- Vary your proteins, buy whole grains. Fiber-rich brown rice and canned beans are inexpensive-yet-complete proteins that can fill gaps between expensive meat meals, Cohen says. "I'm always shocked when a restaurant charges me more for brown rice instead of white; the cost between the two is equal at the supermarket," at about 64 cents per pound, says Gomes. "Whole grains are less expensive in the long run because they contain more fiber and are likely to keep you fuller." Peanut butter on whole wheat bread is another complete protein with a long shelf life, Cohen says.
- Pop your own popcorn. The microwave might seem easier, but an air popper is relatively inexpensive and can prove miles healthier in the long run. "Buy kernels in the bulk section of the store," Antine says. "Air pop and flavor using Parmesan cheese, olive oil and sea salt. You have a whole-grain snack that's certainly healthier and less expensive than the barrage of microwaveable popcorn you can buy."
- Fish for fish bargains. Three large frozen tilapia filets can cost less than $6 and still have the omega-3s minus the potentially unhealthful level of mercury found in fish oil pills, Andreula says. "If you're really concerned about mercury, get wild salmon," he says. "Your body responds better to things that come from food rather than things that are being made in factories."
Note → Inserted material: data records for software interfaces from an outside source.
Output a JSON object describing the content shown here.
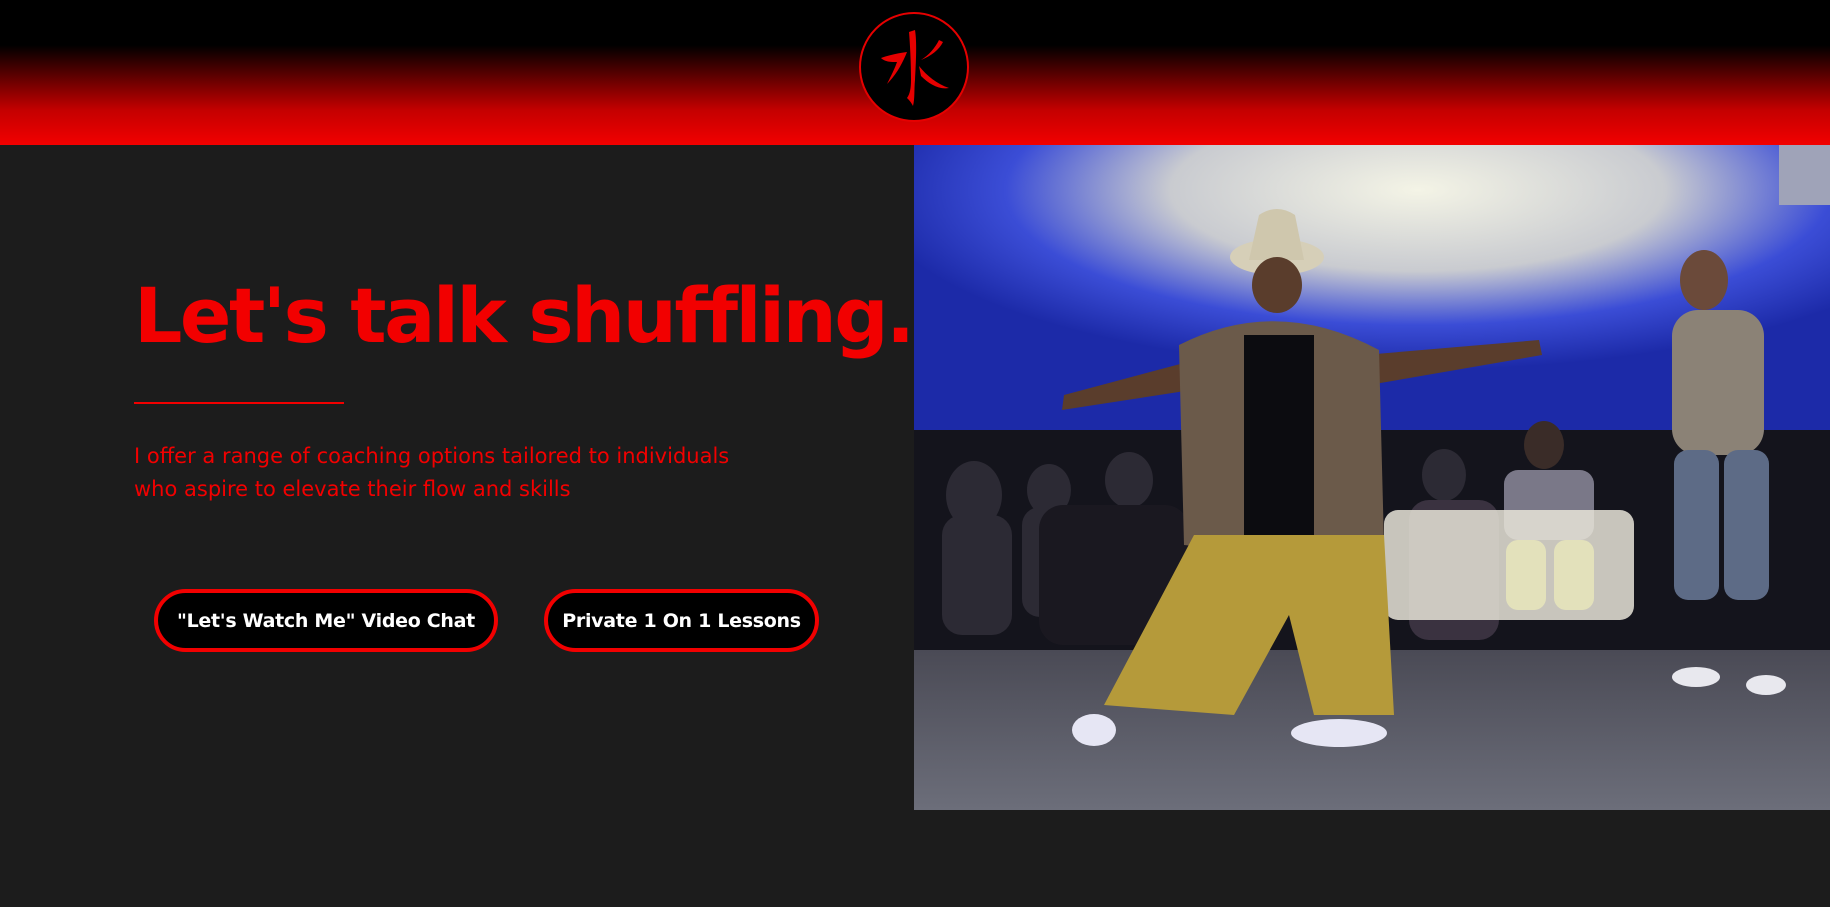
{
  "header": {
    "logo_icon": "water-kanji-logo-icon",
    "logo_glyph": "水",
    "gradient_colors": [
      "#000000",
      "#f20000"
    ]
  },
  "hero": {
    "title": "Let's talk shuffling.",
    "description": "I offer a range of coaching options tailored to individuals who aspire to elevate their flow and skills",
    "accent_color": "#f20000",
    "background_color": "#1c1c1c"
  },
  "buttons": {
    "video_chat_label": "\"Let's Watch Me\" Video Chat",
    "private_lessons_label": "Private 1 On 1 Lessons"
  },
  "photo": {
    "subject": "dance-performance-photo"
  }
}
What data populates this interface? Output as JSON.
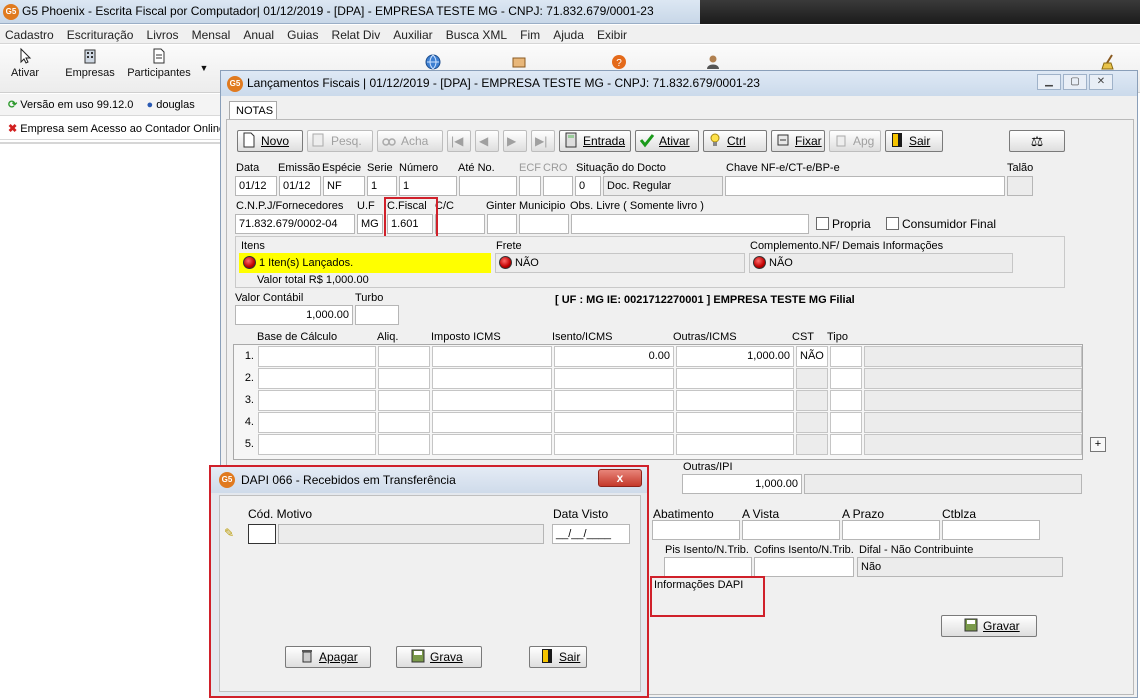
{
  "window": {
    "title": "G5 Phoenix - Escrita Fiscal por Computador|  01/12/2019 - [DPA] - EMPRESA TESTE MG - CNPJ: 71.832.679/0001-23",
    "logo_text": "G5"
  },
  "menu": [
    "Cadastro",
    "Escrituração",
    "Livros",
    "Mensal",
    "Anual",
    "Guias",
    "Relat Div",
    "Auxiliar",
    "Busca XML",
    "Fim",
    "Ajuda",
    "Exibir"
  ],
  "toolbar": {
    "ativar": "Ativar",
    "empresas": "Empresas",
    "participantes": "Participantes"
  },
  "status": {
    "versao": "Versão em uso 99.12.0",
    "usuario": "douglas",
    "aviso": "Empresa sem Acesso ao Contador Online"
  },
  "child": {
    "title": "Lançamentos Fiscais |  01/12/2019 - [DPA] - EMPRESA TESTE MG - CNPJ: 71.832.679/0001-23",
    "tab": "NOTAS",
    "buttons": {
      "novo": "Novo",
      "pesq": "Pesq.",
      "acha": "Acha",
      "entrada": "Entrada",
      "ativar": "Ativar",
      "ctrl": "Ctrl",
      "fixar": "Fixar",
      "apg": "Apg",
      "sair": "Sair",
      "gravar": "Gravar"
    },
    "labels": {
      "data": "Data",
      "emissao": "Emissão",
      "especie": "Espécie",
      "serie": "Serie",
      "numero": "Número",
      "ate_no": "Até No.",
      "ecf": "ECF",
      "cro": "CRO",
      "situacao": "Situação do Docto",
      "chave": "Chave NF-e/CT-e/BP-e",
      "talao": "Talão",
      "cnpj": "C.N.P.J/Fornecedores",
      "uf": "U.F",
      "cfiscal": "C.Fiscal",
      "cc": "C/C",
      "ginter": "Ginter",
      "municipio": "Municipio",
      "obs": "Obs. Livre ( Somente livro )",
      "propria": "Propria",
      "consumidor_final": "Consumidor Final",
      "itens": "Itens",
      "frete": "Frete",
      "complemento": "Complemento.NF/ Demais Informações",
      "valor_contabil": "Valor Contábil",
      "turbo": "Turbo",
      "uf_ie": "[ UF : MG IE: 0021712270001 ] EMPRESA TESTE MG Filial",
      "base_calculo": "Base de Cálculo",
      "aliq": "Aliq.",
      "imposto_icms": "Imposto ICMS",
      "isento_icms": "Isento/ICMS",
      "outras_icms": "Outras/ICMS",
      "cst": "CST",
      "tipo": "Tipo",
      "outras_ipi": "Outras/IPI",
      "abatimento": "Abatimento",
      "a_vista": "A Vista",
      "a_prazo": "A Prazo",
      "ctblza": "Ctblza",
      "pis_isento": "Pis Isento/N.Trib.",
      "cofins_isento": "Cofins Isento/N.Trib.",
      "difal": "Difal - Não Contribuinte",
      "info_dapi": "Informações DAPI"
    },
    "values": {
      "data": "01/12",
      "emissao": "01/12",
      "especie": "NF",
      "serie": "1",
      "numero": "1",
      "situacao_cod": "0",
      "situacao_desc": "Doc. Regular",
      "cnpj": "71.832.679/0002-04",
      "uf": "MG",
      "cfiscal": "1.601",
      "itens_status": "1 Iten(s) Lançados.",
      "valor_total": "Valor total R$ 1,000.00",
      "frete": "NÃO",
      "complemento": "NÃO",
      "valor_contabil": "1,000.00",
      "outras_ipi": "1,000.00",
      "difal": "Não"
    },
    "grid_rows": [
      {
        "n": "1.",
        "isento": "0.00",
        "outras": "1,000.00",
        "cst": "NÃO"
      },
      {
        "n": "2.",
        "isento": "",
        "outras": "",
        "cst": ""
      },
      {
        "n": "3.",
        "isento": "",
        "outras": "",
        "cst": ""
      },
      {
        "n": "4.",
        "isento": "",
        "outras": "",
        "cst": ""
      },
      {
        "n": "5.",
        "isento": "",
        "outras": "",
        "cst": ""
      }
    ],
    "plus": "+"
  },
  "dialog": {
    "title": "DAPI 066 - Recebidos em Transferência",
    "close": "x",
    "cod_motivo": "Cód. Motivo",
    "data_visto": "Data Visto",
    "data_visto_value": "__/__/____",
    "apagar": "Apagar",
    "grava": "Grava",
    "sair": "Sair"
  },
  "colors": {
    "highlight_red": "#d0202a",
    "items_yellow": "#ffff00",
    "title_blue": "#cbdaeb"
  }
}
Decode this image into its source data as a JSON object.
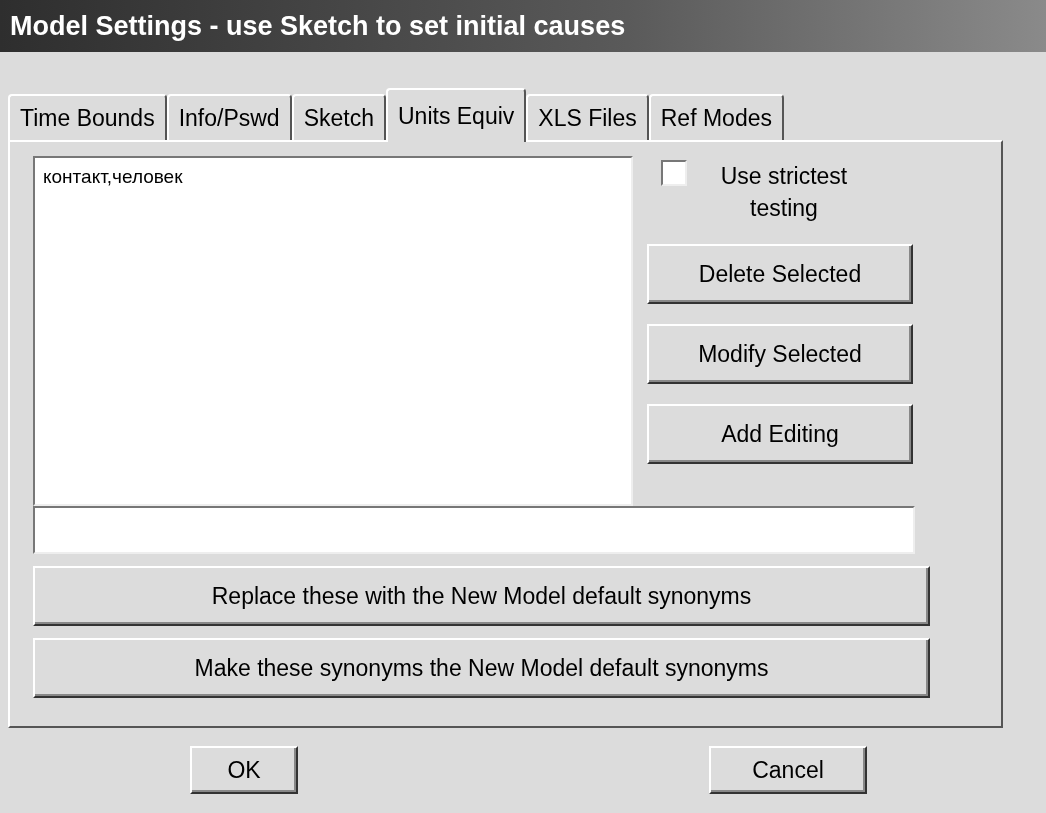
{
  "window": {
    "title": "Model Settings - use Sketch to set initial causes"
  },
  "tabs": [
    {
      "label": "Time Bounds",
      "selected": false
    },
    {
      "label": "Info/Pswd",
      "selected": false
    },
    {
      "label": "Sketch",
      "selected": false
    },
    {
      "label": "Units Equiv",
      "selected": true
    },
    {
      "label": "XLS Files",
      "selected": false
    },
    {
      "label": "Ref Modes",
      "selected": false
    }
  ],
  "units_list": {
    "items": [
      "контакт,человек"
    ]
  },
  "strictest_testing": {
    "label": "Use strictest testing",
    "checked": false
  },
  "side_buttons": [
    "Delete Selected",
    "Modify Selected",
    "Add Editing"
  ],
  "wide_buttons": [
    "Replace these with the New Model default synonyms",
    "Make these synonyms the New Model default synonyms"
  ],
  "dialog_buttons": [
    "OK",
    "Cancel"
  ]
}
- Sparkling water with a spritz of lemon or lime is a great way to entertain your taste buds while going easy on the sugar and being cost-effective. One 12-ounce serving of sparkling water costs just 24 cents, says Gomes, while a 12-ounce serving of cola costs 48 cents -- plus 39 grams of sugar and 140 calories.
- Try collard greens, Gomes says. They cost only 99 cents per pound, but pack in vitamin C, vitamin E and vitamin A, providing antioxidants that fight free radicals. Vitamins C and A can also be found in spinach, but spinach is more expensive, and collard greens can prove just as versatile in cooking, as an ingredient in both meat and veggie dishes or its own side.
- Make a hot potato. Sure, it's better for you than french fries, but also cheaper. Bring a potato to work, punch a few holes in it and heat in the microwave when a craving for greasy spuds hits. "Five to 8 minutes and it's done," Cohen says. Whether plain or a sweet potato, you'll end up full without the guilt.
- Feel your oats. Remember the large cylinders of whole rolled oats that predate individual packets of flavored oatmeal? They're more versatile than you might think, says Antine, and pack a lot of bang for the buck. "Slice up a few apples and walnuts to flavor oatmeal naturally," Antine says. "You're getting twice the amount of fiber than microwaved packets, without the sugar and preservatives." With so much in the cylinder, you'll have plenty to make your own granola, sans preservatives, which can be sprinkled on yogurt parfaits, ice cream or apple crisps. And of course, there's always oatmeal cookies.